Available data:
-=-=-
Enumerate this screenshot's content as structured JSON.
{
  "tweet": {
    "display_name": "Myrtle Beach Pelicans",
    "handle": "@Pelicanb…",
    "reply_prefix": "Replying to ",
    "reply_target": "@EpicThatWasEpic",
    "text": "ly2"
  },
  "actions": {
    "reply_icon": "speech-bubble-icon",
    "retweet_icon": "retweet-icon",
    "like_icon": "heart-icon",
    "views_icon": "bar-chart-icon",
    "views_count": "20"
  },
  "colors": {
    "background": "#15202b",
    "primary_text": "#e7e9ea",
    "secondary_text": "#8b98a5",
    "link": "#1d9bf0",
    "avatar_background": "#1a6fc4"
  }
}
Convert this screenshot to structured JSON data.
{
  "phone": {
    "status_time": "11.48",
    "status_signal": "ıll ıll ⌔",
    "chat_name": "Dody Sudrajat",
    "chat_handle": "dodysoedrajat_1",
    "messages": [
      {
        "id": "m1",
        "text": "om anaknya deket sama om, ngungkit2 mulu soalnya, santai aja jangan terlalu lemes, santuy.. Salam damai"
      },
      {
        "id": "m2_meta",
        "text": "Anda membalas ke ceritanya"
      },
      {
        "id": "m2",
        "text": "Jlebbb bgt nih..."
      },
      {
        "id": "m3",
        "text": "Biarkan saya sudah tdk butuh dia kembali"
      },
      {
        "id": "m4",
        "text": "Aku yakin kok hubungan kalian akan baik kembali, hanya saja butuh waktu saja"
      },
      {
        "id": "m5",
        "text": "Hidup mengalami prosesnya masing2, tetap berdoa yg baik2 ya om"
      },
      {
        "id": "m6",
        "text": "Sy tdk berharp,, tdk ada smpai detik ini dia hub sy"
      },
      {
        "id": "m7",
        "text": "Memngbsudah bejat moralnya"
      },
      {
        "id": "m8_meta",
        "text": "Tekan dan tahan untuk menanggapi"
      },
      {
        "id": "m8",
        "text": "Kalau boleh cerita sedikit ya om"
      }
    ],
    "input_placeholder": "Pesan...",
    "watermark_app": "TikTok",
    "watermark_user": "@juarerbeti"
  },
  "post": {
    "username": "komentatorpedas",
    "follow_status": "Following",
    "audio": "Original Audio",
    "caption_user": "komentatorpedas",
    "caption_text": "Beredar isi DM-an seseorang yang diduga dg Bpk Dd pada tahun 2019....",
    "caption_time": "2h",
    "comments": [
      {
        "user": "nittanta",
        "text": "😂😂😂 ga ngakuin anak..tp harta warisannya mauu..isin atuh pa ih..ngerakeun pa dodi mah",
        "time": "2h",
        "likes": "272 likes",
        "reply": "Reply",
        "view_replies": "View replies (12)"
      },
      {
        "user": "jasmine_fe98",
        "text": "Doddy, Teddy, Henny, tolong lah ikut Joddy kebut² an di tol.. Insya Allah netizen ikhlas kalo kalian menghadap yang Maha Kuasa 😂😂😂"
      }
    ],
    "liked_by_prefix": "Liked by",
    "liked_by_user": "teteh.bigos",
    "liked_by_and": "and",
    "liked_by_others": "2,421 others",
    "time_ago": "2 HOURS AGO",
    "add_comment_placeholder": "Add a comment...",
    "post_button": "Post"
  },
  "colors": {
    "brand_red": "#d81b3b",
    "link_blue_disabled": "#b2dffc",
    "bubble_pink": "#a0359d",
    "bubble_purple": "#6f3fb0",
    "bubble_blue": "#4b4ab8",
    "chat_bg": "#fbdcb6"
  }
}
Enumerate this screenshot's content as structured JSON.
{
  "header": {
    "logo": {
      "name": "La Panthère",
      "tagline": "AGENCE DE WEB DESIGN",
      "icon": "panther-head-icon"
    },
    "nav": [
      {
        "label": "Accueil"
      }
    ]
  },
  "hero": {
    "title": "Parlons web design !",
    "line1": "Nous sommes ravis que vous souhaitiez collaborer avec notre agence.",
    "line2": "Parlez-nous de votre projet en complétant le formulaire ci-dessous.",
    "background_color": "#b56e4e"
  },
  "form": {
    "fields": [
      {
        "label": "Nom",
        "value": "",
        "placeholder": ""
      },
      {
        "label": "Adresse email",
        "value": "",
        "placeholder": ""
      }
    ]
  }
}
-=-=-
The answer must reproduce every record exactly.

Reply to the task:
Enumerate this screenshot's content as structured JSON.
{
  "tweet": {
    "display_name": "Myrtle Beach Pelicans",
    "handle": "@Pelicanb…",
    "reply_prefix": "Replying to ",
    "reply_target": "@EpicThatWasEpic",
    "text": "ly2"
  },
  "actions": {
    "reply_icon": "speech-bubble-icon",
    "retweet_icon": "retweet-icon",
    "like_icon": "heart-icon",
    "views_icon": "bar-chart-icon",
    "views_count": "20"
  },
  "colors": {
    "background": "#15202b",
    "primary_text": "#e7e9ea",
    "secondary_text": "#8b98a5",
    "link": "#1d9bf0",
    "avatar_background": "#1a6fc4"
  }
}
Convert this screenshot to structured JSON data.
{
  "phone": {
    "status_time": "11.48",
    "status_signal": "ıll ıll ⌔",
    "chat_name": "Dody Sudrajat",
    "chat_handle": "dodysoedrajat_1",
    "messages": [
      {
        "id": "m1",
        "text": "om anaknya deket sama om, ngungkit2 mulu soalnya, santai aja jangan terlalu lemes, santuy.. Salam damai"
      },
      {
        "id": "m2_meta",
        "text": "Anda membalas ke ceritanya"
      },
      {
        "id": "m2",
        "text": "Jlebbb bgt nih..."
      },
      {
        "id": "m3",
        "text": "Biarkan saya sudah tdk butuh dia kembali"
      },
      {
        "id": "m4",
        "text": "Aku yakin kok hubungan kalian akan baik kembali, hanya saja butuh waktu saja"
      },
      {
        "id": "m5",
        "text": "Hidup mengalami prosesnya masing2, tetap berdoa yg baik2 ya om"
      },
      {
        "id": "m6",
        "text": "Sy tdk berharp,, tdk ada smpai detik ini dia hub sy"
      },
      {
        "id": "m7",
        "text": "Memngbsudah bejat moralnya"
      },
      {
        "id": "m8_meta",
        "text": "Tekan dan tahan untuk menanggapi"
      },
      {
        "id": "m8",
        "text": "Kalau boleh cerita sedikit ya om"
      }
    ],
    "input_placeholder": "Pesan...",
    "watermark_app": "TikTok",
    "watermark_user": "@juarerbeti"
  },
  "post": {
    "username": "komentatorpedas",
    "follow_status": "Following",
    "audio": "Original Audio",
    "caption_user": "komentatorpedas",
    "caption_text": "Beredar isi DM-an seseorang yang diduga dg Bpk Dd pada tahun 2019....",
    "caption_time": "2h",
    "comments": [
      {
        "user": "nittanta",
        "text": "😂😂😂 ga ngakuin anak..tp harta warisannya mauu..isin atuh pa ih..ngerakeun pa dodi mah",
        "time": "2h",
        "likes": "272 likes",
        "reply": "Reply",
        "view_replies": "View replies (12)"
      },
      {
        "user": "jasmine_fe98",
        "text": "Doddy, Teddy, Henny, tolong lah ikut Joddy kebut² an di tol.. Insya Allah netizen ikhlas kalo kalian menghadap yang Maha Kuasa 😂😂😂"
      }
    ],
    "liked_by_prefix": "Liked by",
    "liked_by_user": "teteh.bigos",
    "liked_by_and": "and",
    "liked_by_others": "2,421 others",
    "time_ago": "2 HOURS AGO",
    "add_comment_placeholder": "Add a comment...",
    "post_button": "Post"
  },
  "colors": {
    "brand_red": "#d81b3b",
    "link_blue_disabled": "#b2dffc",
    "bubble_pink": "#a0359d",
    "bubble_purple": "#6f3fb0",
    "bubble_blue": "#4b4ab8",
    "chat_bg": "#fbdcb6"
  }
}
Enumerate this screenshot's content as structured JSON.
{
  "header": {
    "logo": {
      "name": "La Panthère",
      "tagline": "AGENCE DE WEB DESIGN",
      "icon": "panther-head-icon"
    },
    "nav": [
      {
        "label": "Accueil"
      }
    ]
  },
  "hero": {
    "title": "Parlons web design !",
    "line1": "Nous sommes ravis que vous souhaitiez collaborer avec notre agence.",
    "line2": "Parlez-nous de votre projet en complétant le formulaire ci-dessous.",
    "background_color": "#b56e4e"
  },
  "form": {
    "fields": [
      {
        "label": "Nom",
        "value": "",
        "placeholder": ""
      },
      {
        "label": "Adresse email",
        "value": "",
        "placeholder": ""
      }
    ]
  }
}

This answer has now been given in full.